§ Exercise details:
Among the entries below, find the lines with the word "label" and return them.

= Beginning of Section =

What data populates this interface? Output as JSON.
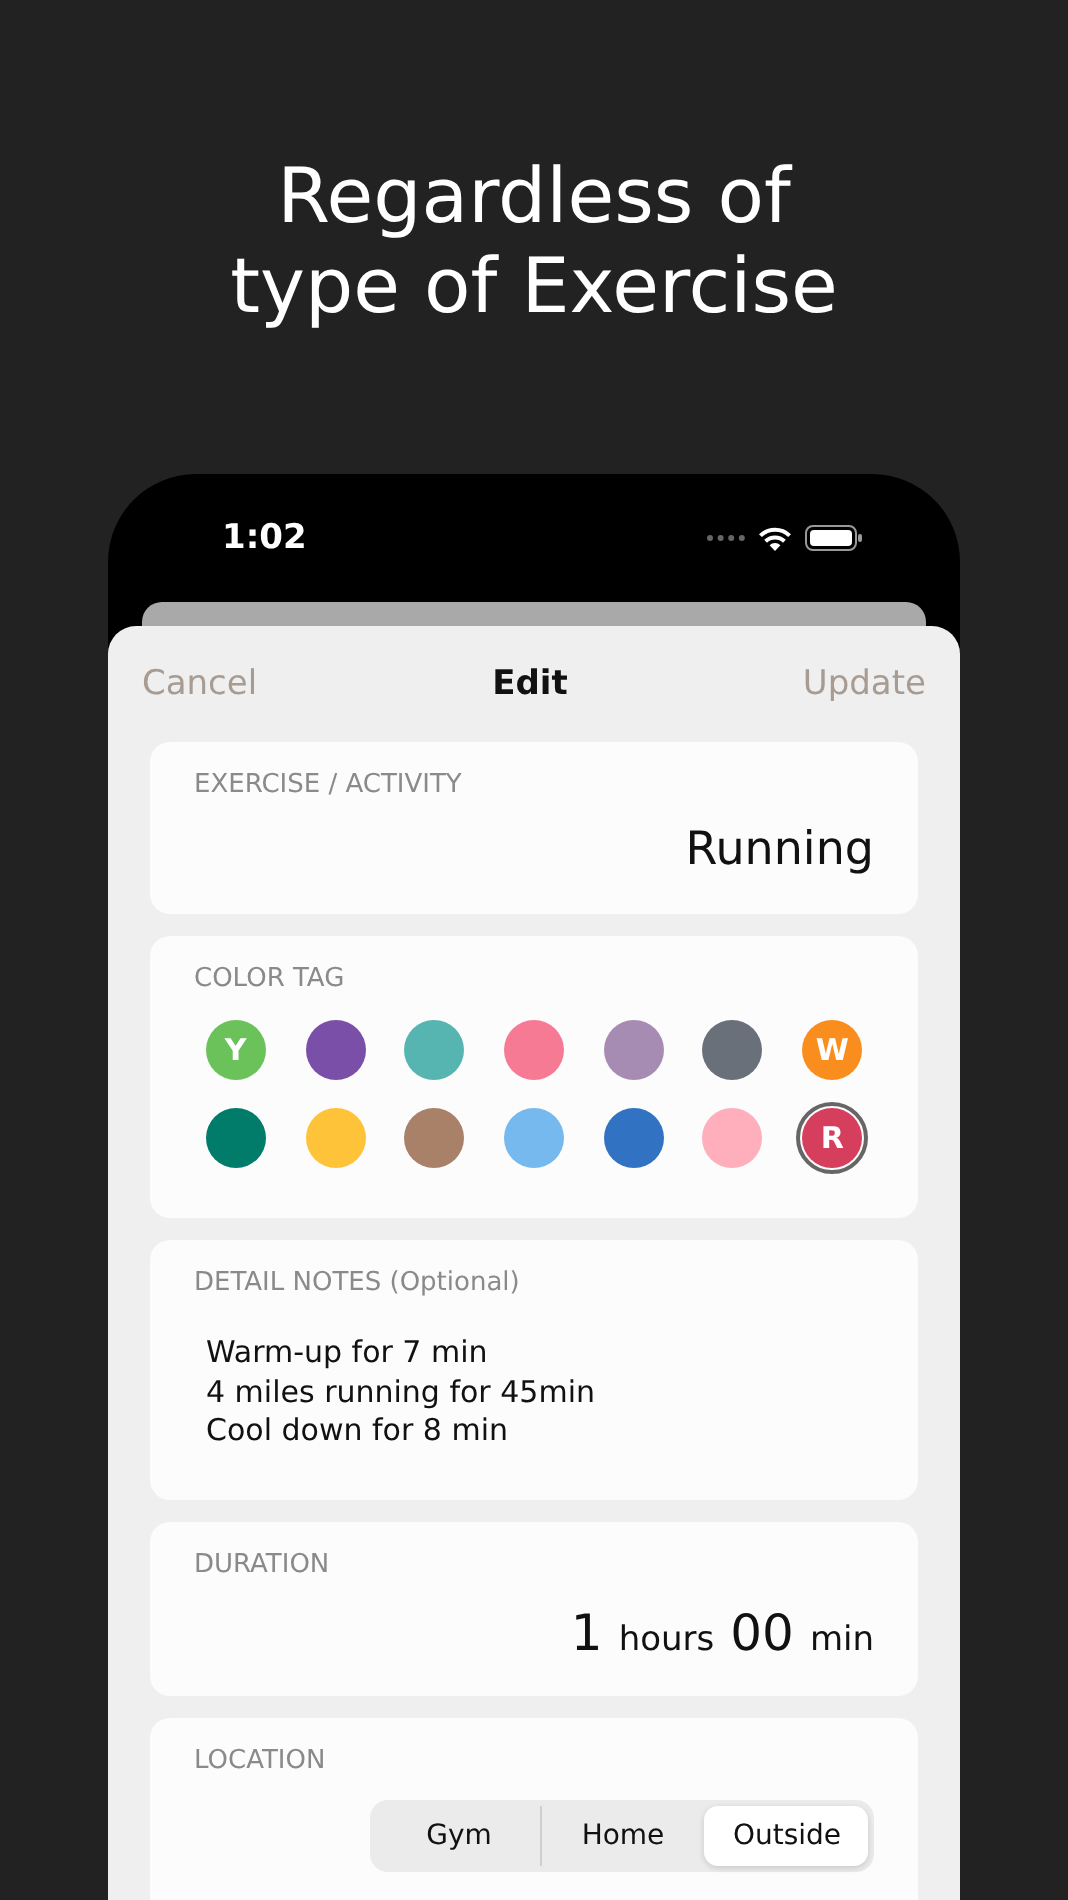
{
  "headline": [
    "Regardless of",
    "type of Exercise"
  ],
  "status_bar": {
    "time": "1:02"
  },
  "nav": {
    "cancel": "Cancel",
    "title": "Edit",
    "update": "Update"
  },
  "activity": {
    "label": "EXERCISE / ACTIVITY",
    "value": "Running"
  },
  "color_tag": {
    "label": "COLOR TAG",
    "colors": [
      {
        "color": "#6cc25a",
        "letter": "Y",
        "selected": false
      },
      {
        "color": "#7a4fa8",
        "selected": false
      },
      {
        "color": "#56b5b0",
        "selected": false
      },
      {
        "color": "#f77a94",
        "selected": false
      },
      {
        "color": "#a68cb2",
        "selected": false
      },
      {
        "color": "#6a7079",
        "selected": false
      },
      {
        "color": "#f98e1f",
        "letter": "W",
        "selected": false
      },
      {
        "color": "#017c6b",
        "selected": false
      },
      {
        "color": "#fec338",
        "selected": false
      },
      {
        "color": "#a88168",
        "selected": false
      },
      {
        "color": "#75b9ee",
        "selected": false
      },
      {
        "color": "#3272c3",
        "selected": false
      },
      {
        "color": "#feafbb",
        "selected": false
      },
      {
        "color": "#d63e5e",
        "letter": "R",
        "selected": true
      }
    ]
  },
  "notes": {
    "label": "DETAIL NOTES (Optional)",
    "lines": [
      "Warm-up for 7 min",
      "4 miles running for 45min",
      "Cool down for 8 min"
    ]
  },
  "duration": {
    "label": "DURATION",
    "hours": "1",
    "hours_unit": "hours",
    "minutes": "00",
    "minutes_unit": "min"
  },
  "location": {
    "label": "LOCATION",
    "options": [
      {
        "label": "Gym",
        "selected": false
      },
      {
        "label": "Home",
        "selected": false
      },
      {
        "label": "Outside",
        "selected": true
      }
    ]
  }
}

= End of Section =

§ Completed task:
    "label": "EXERCISE / ACTIVITY",
    "label": "COLOR TAG",
    "label": "DETAIL NOTES (Optional)",
    "label": "DURATION",
    "label": "LOCATION",
        "label": "Gym",
        "label": "Home",
        "label": "Outside",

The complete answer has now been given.